WHAT THE TASK REQUIRES
Whenever the string "Landwerke" turns up in a line of the data below, copy that line.

[Data about app and page elements]

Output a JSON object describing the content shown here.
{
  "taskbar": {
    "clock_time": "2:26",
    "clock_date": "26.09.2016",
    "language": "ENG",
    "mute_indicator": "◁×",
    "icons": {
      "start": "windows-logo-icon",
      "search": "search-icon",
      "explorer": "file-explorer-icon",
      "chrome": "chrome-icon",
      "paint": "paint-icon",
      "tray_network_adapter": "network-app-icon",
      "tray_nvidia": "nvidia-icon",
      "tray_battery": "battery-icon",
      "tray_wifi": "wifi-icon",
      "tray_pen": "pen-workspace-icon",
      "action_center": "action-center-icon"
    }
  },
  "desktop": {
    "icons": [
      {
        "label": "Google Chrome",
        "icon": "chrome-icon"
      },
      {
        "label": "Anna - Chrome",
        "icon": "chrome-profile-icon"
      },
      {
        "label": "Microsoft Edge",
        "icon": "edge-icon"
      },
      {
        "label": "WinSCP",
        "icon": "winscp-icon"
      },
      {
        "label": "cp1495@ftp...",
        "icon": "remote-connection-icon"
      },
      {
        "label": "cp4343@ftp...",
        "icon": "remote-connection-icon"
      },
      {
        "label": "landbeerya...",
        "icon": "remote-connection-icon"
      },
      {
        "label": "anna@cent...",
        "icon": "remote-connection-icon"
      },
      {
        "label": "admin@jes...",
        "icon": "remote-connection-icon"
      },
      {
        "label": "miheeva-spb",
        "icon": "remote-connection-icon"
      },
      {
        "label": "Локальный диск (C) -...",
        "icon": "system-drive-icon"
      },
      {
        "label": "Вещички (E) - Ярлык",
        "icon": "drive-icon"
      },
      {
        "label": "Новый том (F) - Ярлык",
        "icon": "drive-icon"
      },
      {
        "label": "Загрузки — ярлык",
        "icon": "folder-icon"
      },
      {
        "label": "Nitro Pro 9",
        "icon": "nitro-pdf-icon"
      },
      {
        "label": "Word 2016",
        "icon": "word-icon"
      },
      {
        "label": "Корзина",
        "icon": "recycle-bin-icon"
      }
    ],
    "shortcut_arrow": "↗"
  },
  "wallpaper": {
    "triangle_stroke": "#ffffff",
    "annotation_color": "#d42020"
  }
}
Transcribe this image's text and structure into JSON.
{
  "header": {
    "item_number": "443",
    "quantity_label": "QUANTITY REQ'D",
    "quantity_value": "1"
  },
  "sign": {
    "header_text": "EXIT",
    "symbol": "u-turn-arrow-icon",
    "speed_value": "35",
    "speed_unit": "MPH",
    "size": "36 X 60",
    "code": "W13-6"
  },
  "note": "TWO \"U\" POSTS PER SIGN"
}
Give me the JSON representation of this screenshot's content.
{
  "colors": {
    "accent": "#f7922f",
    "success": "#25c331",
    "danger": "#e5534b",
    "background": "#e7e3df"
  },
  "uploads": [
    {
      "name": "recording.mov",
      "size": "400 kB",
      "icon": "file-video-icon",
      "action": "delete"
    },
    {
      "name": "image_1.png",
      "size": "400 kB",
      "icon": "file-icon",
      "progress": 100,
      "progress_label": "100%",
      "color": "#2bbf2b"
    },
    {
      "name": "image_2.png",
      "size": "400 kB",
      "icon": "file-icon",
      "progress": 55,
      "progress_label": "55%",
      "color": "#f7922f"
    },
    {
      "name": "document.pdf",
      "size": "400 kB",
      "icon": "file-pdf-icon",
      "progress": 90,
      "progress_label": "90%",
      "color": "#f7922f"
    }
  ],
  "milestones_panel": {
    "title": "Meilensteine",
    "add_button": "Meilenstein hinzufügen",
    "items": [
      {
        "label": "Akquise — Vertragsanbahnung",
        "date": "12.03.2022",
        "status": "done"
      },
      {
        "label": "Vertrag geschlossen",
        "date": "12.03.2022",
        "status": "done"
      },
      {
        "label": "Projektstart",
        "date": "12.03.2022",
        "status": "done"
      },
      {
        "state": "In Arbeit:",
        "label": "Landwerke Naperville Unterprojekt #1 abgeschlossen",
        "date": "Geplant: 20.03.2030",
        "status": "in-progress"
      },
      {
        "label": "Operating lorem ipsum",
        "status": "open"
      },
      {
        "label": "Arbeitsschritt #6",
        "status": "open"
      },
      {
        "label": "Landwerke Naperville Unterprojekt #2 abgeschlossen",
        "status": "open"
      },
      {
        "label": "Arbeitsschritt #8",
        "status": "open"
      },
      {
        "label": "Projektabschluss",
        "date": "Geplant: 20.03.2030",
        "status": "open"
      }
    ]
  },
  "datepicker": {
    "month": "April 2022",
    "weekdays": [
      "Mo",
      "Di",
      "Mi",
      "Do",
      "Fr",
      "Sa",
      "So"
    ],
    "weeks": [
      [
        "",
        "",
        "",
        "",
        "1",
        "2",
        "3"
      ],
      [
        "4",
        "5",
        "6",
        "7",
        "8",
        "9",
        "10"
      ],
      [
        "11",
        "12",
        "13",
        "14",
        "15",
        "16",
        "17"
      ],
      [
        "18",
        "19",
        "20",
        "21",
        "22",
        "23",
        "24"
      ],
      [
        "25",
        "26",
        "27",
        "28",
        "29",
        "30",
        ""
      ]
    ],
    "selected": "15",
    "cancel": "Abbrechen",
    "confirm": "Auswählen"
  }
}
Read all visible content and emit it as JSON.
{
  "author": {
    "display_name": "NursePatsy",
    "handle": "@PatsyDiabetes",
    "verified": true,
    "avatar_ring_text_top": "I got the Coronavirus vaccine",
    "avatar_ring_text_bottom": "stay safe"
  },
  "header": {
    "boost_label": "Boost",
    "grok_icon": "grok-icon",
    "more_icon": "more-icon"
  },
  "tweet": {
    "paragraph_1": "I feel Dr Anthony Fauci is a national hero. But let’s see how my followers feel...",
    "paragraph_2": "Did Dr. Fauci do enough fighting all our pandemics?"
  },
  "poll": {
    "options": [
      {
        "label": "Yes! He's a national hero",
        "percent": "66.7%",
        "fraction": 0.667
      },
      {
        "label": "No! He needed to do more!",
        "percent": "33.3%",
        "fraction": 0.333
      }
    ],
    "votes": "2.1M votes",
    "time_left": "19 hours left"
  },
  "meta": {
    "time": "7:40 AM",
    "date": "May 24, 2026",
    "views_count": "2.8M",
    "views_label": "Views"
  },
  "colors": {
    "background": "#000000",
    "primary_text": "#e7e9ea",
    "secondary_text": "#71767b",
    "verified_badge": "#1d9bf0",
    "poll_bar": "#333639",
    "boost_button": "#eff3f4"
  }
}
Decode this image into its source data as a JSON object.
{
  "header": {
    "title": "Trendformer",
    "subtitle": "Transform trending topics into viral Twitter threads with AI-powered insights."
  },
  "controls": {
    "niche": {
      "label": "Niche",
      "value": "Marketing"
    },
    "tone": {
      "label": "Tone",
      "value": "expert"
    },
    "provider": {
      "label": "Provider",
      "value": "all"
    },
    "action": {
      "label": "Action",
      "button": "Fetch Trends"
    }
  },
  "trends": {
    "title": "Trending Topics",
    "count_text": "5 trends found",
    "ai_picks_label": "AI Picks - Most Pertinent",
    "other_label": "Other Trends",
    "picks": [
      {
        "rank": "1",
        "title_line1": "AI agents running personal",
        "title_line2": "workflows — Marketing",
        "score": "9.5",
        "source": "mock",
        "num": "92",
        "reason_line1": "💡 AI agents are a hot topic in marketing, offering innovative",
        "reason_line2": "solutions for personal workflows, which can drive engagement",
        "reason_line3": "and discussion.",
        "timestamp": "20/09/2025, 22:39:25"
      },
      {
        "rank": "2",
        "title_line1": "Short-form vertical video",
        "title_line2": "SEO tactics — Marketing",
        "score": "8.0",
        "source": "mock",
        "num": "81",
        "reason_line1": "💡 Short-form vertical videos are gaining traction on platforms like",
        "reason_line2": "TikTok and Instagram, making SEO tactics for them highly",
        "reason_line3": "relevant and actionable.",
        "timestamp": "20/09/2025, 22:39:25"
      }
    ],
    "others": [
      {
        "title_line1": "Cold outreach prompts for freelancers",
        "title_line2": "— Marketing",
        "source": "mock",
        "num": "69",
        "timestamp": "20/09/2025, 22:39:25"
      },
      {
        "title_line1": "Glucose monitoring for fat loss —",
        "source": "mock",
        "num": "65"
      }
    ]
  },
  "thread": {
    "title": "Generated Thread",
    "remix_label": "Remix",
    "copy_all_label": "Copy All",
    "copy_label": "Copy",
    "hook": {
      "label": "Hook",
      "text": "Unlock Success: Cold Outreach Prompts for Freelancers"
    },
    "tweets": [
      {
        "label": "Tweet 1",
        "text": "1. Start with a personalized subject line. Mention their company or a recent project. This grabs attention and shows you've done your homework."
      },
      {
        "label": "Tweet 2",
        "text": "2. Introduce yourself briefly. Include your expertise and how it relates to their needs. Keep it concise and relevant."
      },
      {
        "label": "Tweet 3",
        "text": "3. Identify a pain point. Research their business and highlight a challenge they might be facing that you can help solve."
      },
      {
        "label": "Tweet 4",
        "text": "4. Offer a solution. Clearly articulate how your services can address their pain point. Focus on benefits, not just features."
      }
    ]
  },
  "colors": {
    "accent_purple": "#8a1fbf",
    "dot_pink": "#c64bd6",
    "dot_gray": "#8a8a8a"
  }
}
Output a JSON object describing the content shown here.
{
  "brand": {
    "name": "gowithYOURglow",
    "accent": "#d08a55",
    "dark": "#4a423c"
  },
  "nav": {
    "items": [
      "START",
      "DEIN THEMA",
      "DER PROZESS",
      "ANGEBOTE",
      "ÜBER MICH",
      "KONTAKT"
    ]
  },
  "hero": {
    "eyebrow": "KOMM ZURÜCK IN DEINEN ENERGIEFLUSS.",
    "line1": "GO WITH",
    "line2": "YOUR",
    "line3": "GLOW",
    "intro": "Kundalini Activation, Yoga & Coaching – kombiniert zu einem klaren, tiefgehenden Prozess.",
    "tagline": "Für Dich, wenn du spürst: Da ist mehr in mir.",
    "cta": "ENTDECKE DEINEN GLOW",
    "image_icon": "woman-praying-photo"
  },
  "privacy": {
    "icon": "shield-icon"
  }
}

RESPONSE
        "label": "Landwerke Naperville Unterprojekt #1 abgeschlossen",
        "label": "Landwerke Naperville Unterprojekt #2 abgeschlossen",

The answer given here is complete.